Mr. Ronald Allen, Warrior Preparation Center Model Controller, performs combat training using the Rover III Operations System, Oct. 22, 2008, Einsiedlerhof Air Station, Germany. The technology that is used at the WPC simulates realistic air warfare situations providing military personnel and allied coalition forces the advanced combat training need to be successful in a deployed environment. (U.S. Air Force photo Airman 1st Class Kenny Holston)

Mr. Ronald Allen, Warrior Preparation Center Model Controller, performs combat training using the Rover III Operations System, Oct. 22, 2008, Einsiedlerhof Air Station, Germany. The technology that is used at the WPC simulates realistic air warfare situations providing military personnel and allied coalition forces the advanced combat training need to be successful in a deployed environment. (U.S. Air Force photo Airman 1st Class Kenny Holston)

Mr. Andrew Li, Air Warfare Simulation manager, re-tasks entries in the air for war simulation, Oct.  22, 2008, at the Warrior Preparation Center, Einsiedlerhof Air Station, Germany. The technology that is used at the WPC simulates realistic air warfare situations providing military personnel and allied coalition forces the advanced combat training need to be successful in a deployed environment. (U.S.  Air Force photo Airman 1st Class Kenny Holston)

Mr. Andrew Li, Air Warfare Simulation manager, re-tasks entries in the air for war simulation, Oct. 22, 2008, at the Warrior Preparation Center, Einsiedlerhof Air Station, Germany. The technology that is used at the WPC simulates realistic air warfare situations providing military personnel and allied coalition forces the advanced combat training need to be successful in a deployed environment. (U.S. Air Force photo Airman 1st Class Kenny Holston)

EINSIEDLERHOF, Germany -- While most children dream of playing video games for a living, for the last 25 years the Warrior Preparation Center has made this a reality for U.S. Air Forces in Europe warfighters who are training for combat. 

The WPC officially celebrated their anniversary Oct. 22 with a live, virtual and constructive conference, giving personnel and visitors a chance to discuss their 25 years of accomplishments in warrior preparation as well as look forward to what goals they have for the future. 

Like every anniversary, it provided a moment to look back at a beginning. For the WPC - that beginning was Col. Richard "Moody" Suter. The first commander, Colonel Suter, was a visionary who also developed the Air Force's Red Flag exercises. 

"I firmly believe that back in 1983, Colonel Suter had a vision on how to better prepare and train a warrior.
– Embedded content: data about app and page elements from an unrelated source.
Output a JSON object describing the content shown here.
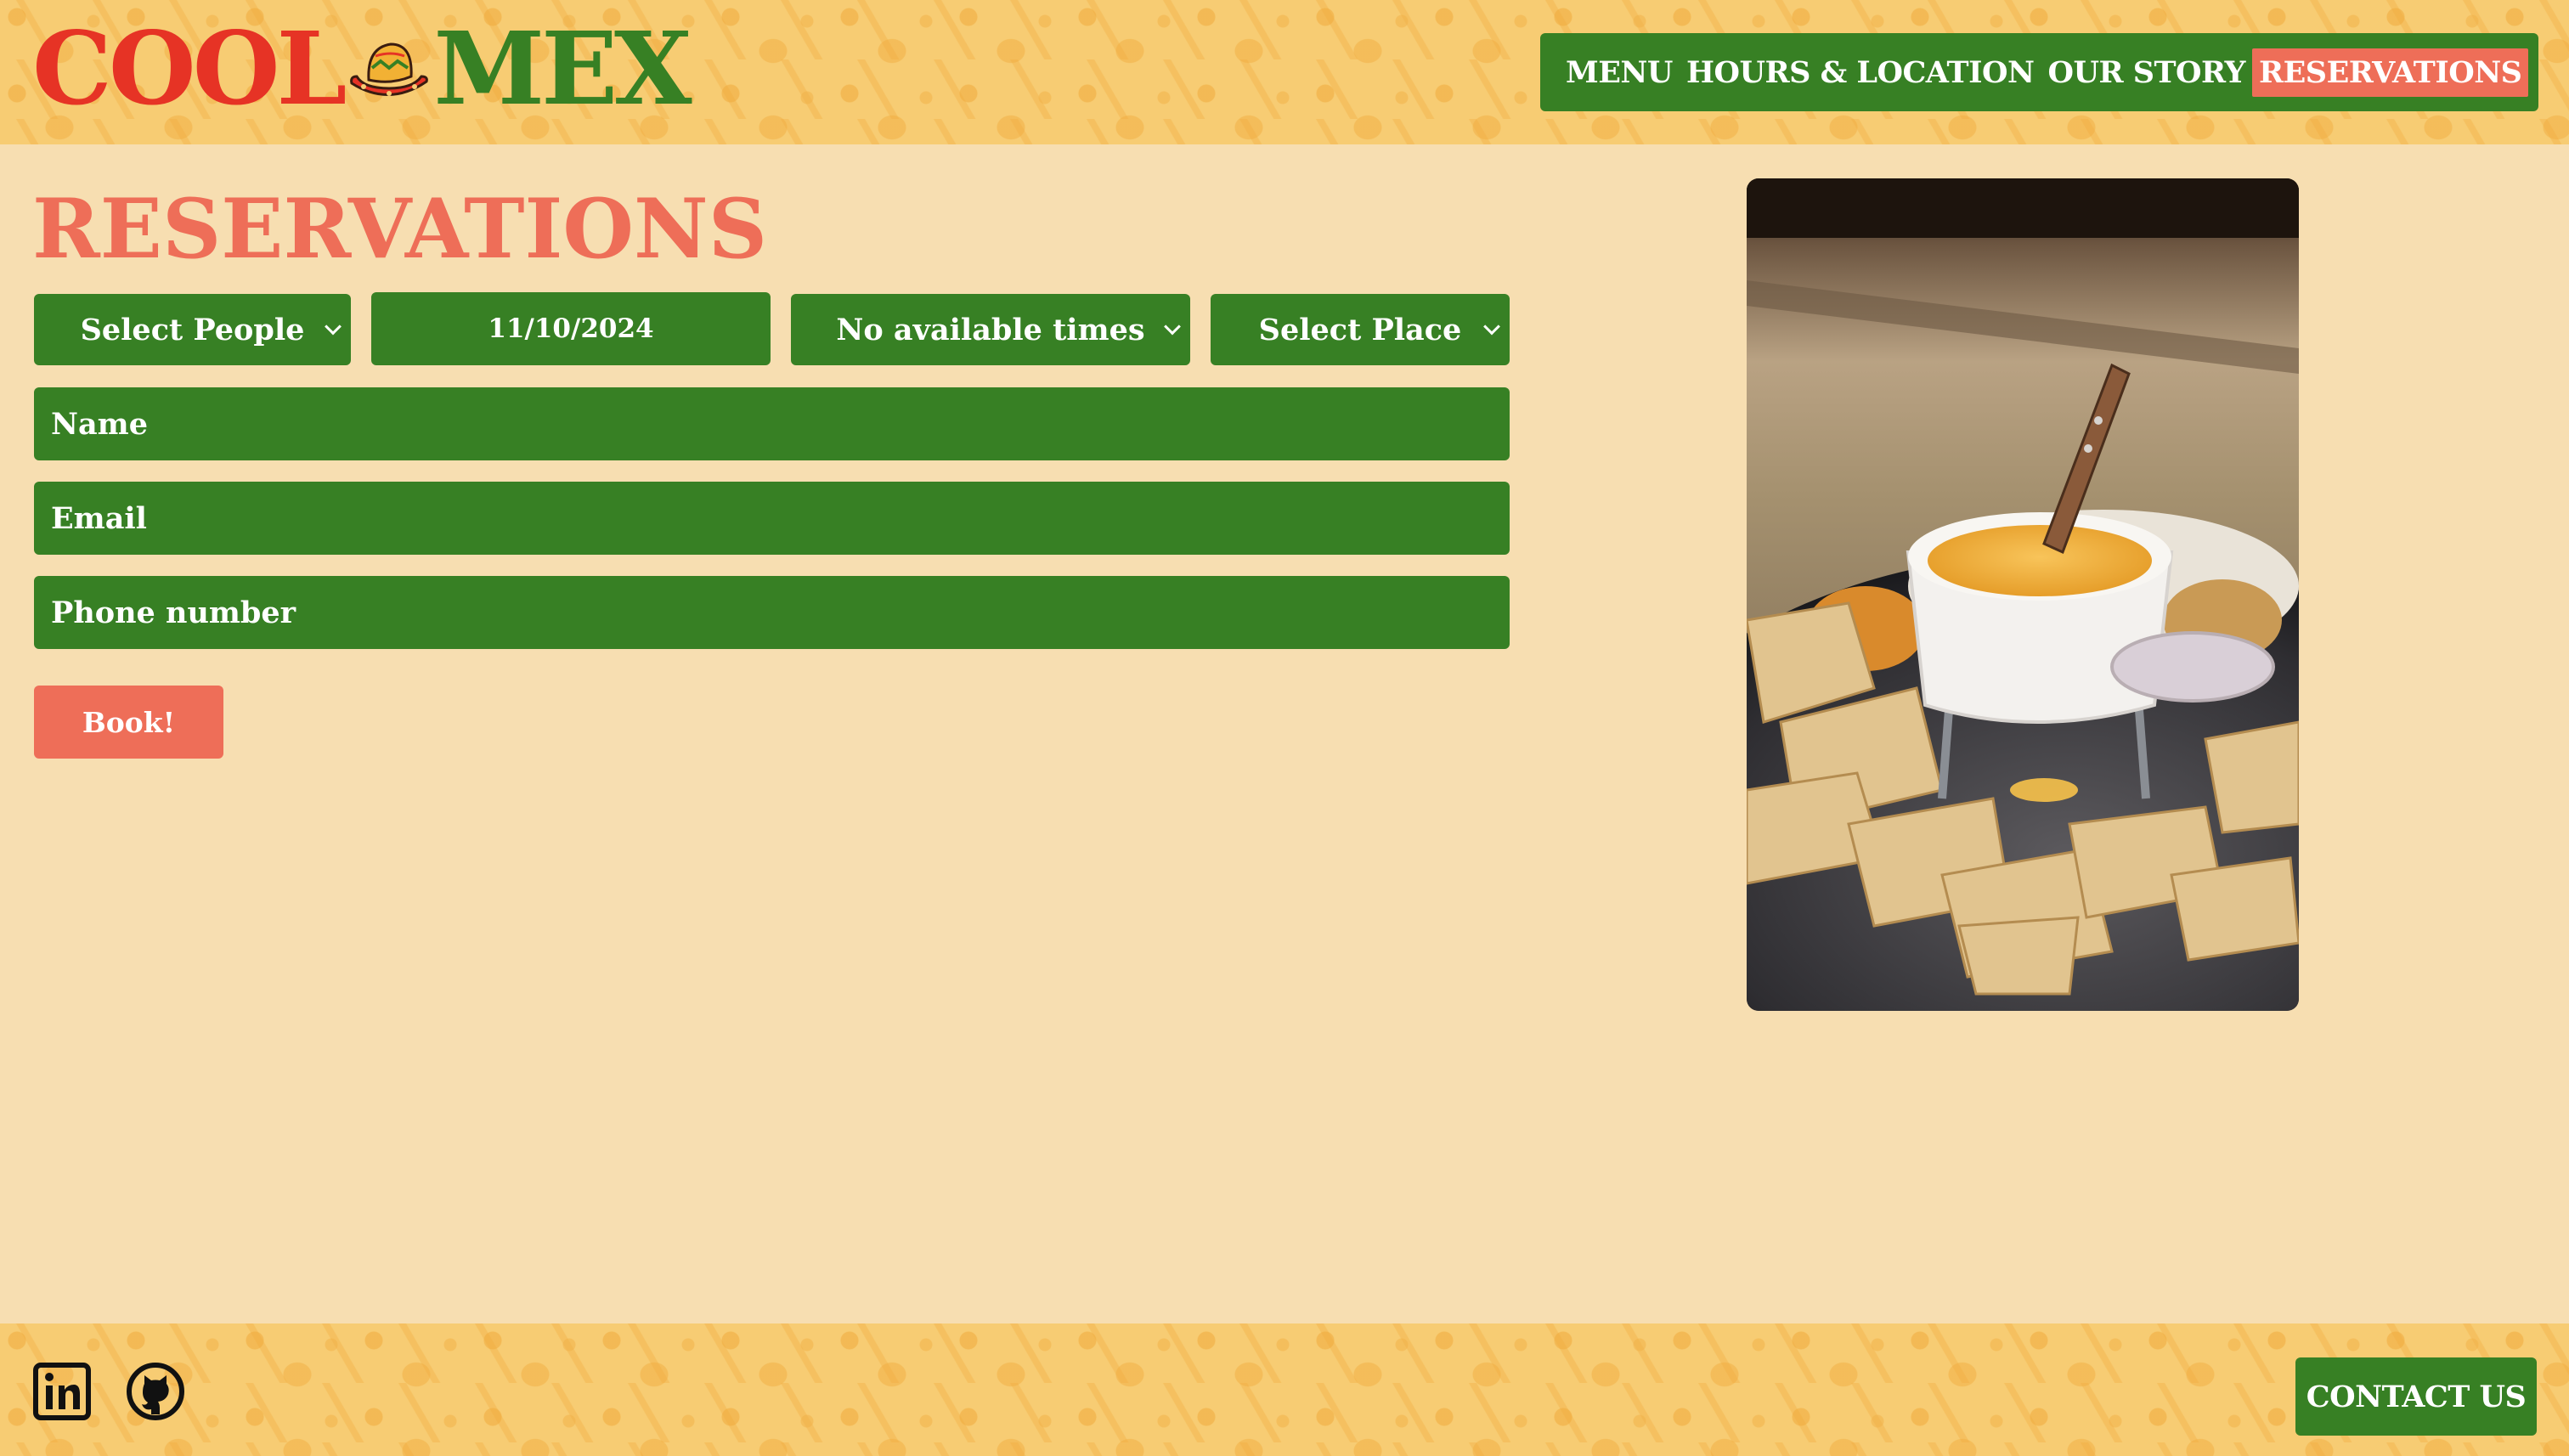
{
  "brand": {
    "part1": "COOL",
    "part2": "MEX",
    "icon": "sombrero-icon"
  },
  "nav": {
    "items": [
      {
        "label": "MENU",
        "active": false
      },
      {
        "label": "HOURS & LOCATION",
        "active": false
      },
      {
        "label": "OUR STORY",
        "active": false
      },
      {
        "label": "RESERVATIONS",
        "active": true
      }
    ]
  },
  "page": {
    "title": "RESERVATIONS"
  },
  "form": {
    "people": {
      "value": "Select People"
    },
    "date": {
      "value": "11/10/2024"
    },
    "time": {
      "value": "No available times"
    },
    "place": {
      "value": "Select Place"
    },
    "name": {
      "placeholder": "Name"
    },
    "email": {
      "placeholder": "Email"
    },
    "phone": {
      "placeholder": "Phone number"
    },
    "submit_label": "Book!"
  },
  "photo": {
    "subject": "queso dip with tortilla chips"
  },
  "footer": {
    "social": [
      "linkedin-icon",
      "github-icon"
    ],
    "contact_label": "CONTACT US"
  },
  "colors": {
    "green": "#378024",
    "coral": "#ee6e58",
    "red": "#e63325",
    "background": "#f7deb1",
    "pattern": "#f7cc73"
  }
}
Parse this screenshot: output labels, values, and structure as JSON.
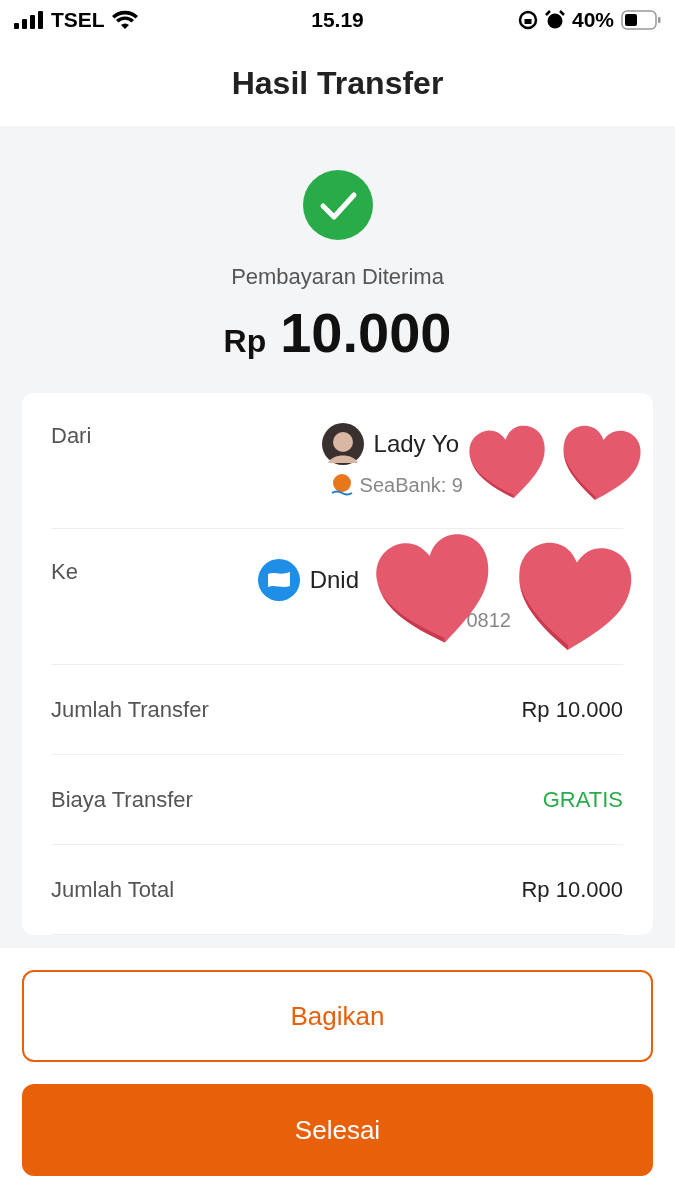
{
  "status_bar": {
    "carrier": "TSEL",
    "time": "15.19",
    "battery": "40%"
  },
  "header": {
    "title": "Hasil Transfer"
  },
  "result": {
    "status": "Pembayaran Diterima",
    "currency": "Rp",
    "amount": "10.000"
  },
  "parties": [
    {
      "label": "Dari",
      "kind": "photo",
      "name": "Lady Yo",
      "account": "SeaBank: 9"
    },
    {
      "label": "Ke",
      "kind": "wallet",
      "name": "Dnid",
      "account": "0812"
    }
  ],
  "rows": [
    {
      "label": "Jumlah Transfer",
      "value": "Rp 10.000",
      "kind": "plain"
    },
    {
      "label": "Biaya Transfer",
      "value": "GRATIS",
      "kind": "free"
    },
    {
      "label": "Jumlah Total",
      "value": "Rp 10.000",
      "kind": "plain"
    }
  ],
  "buttons": [
    {
      "label": "Bagikan",
      "kind": "outline"
    },
    {
      "label": "Selesai",
      "kind": "primary"
    }
  ]
}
If training cannot be done in a field -- how can it be accomplished in a lab or class room type environment," said Col. Scott Manning, WPC commander. 

Nearly 25 years ago the WPC was only a vision, but advances in technology have allowed the vision to become reality. 

"I think that if Colonel Suter was able to look over things now, he would see we have provided capabilities that are more robust than anyone would have ever imagined," Colonel Manning said. "The warrior preparation concept was there 25 years ago, but now what we are able to do through using new age technology makes opportunities endless." 

And as 2009 approaches, the WPC will continue to take on new challenges. 

"One of the biggest challenges will be supporting U. S. Africa Command, in addition to USAFE," Colonel Manning said. 

Along with that challenge, the WPC will continue advancing simulated war fighting technology. 

"The WPC is a group of four sub organizations that train the operational level war fighters. We are here to create real world scenarios," said Master Sgt. Michael Hawk, air warfare simulation model manager. "These programs have opened a lot of doors -- making it a perfect opportunity for all U.S. military personnel and allied Coalition forces to get the best war fighting training and to prepare them for the battlefield." 

The dream came full circle for James Clark, director Innovations and U.S. Task Force, as he revisited the WPC which he helped create. 

"I am glad to be back for the 25th anniversary here at the WPC," Mr. Clark said. "Being one of the original seven that helped build the center 25 years ago, I am in honor to Colonel Suter, he truly was one of the great visionaries of the U. S. Air Force."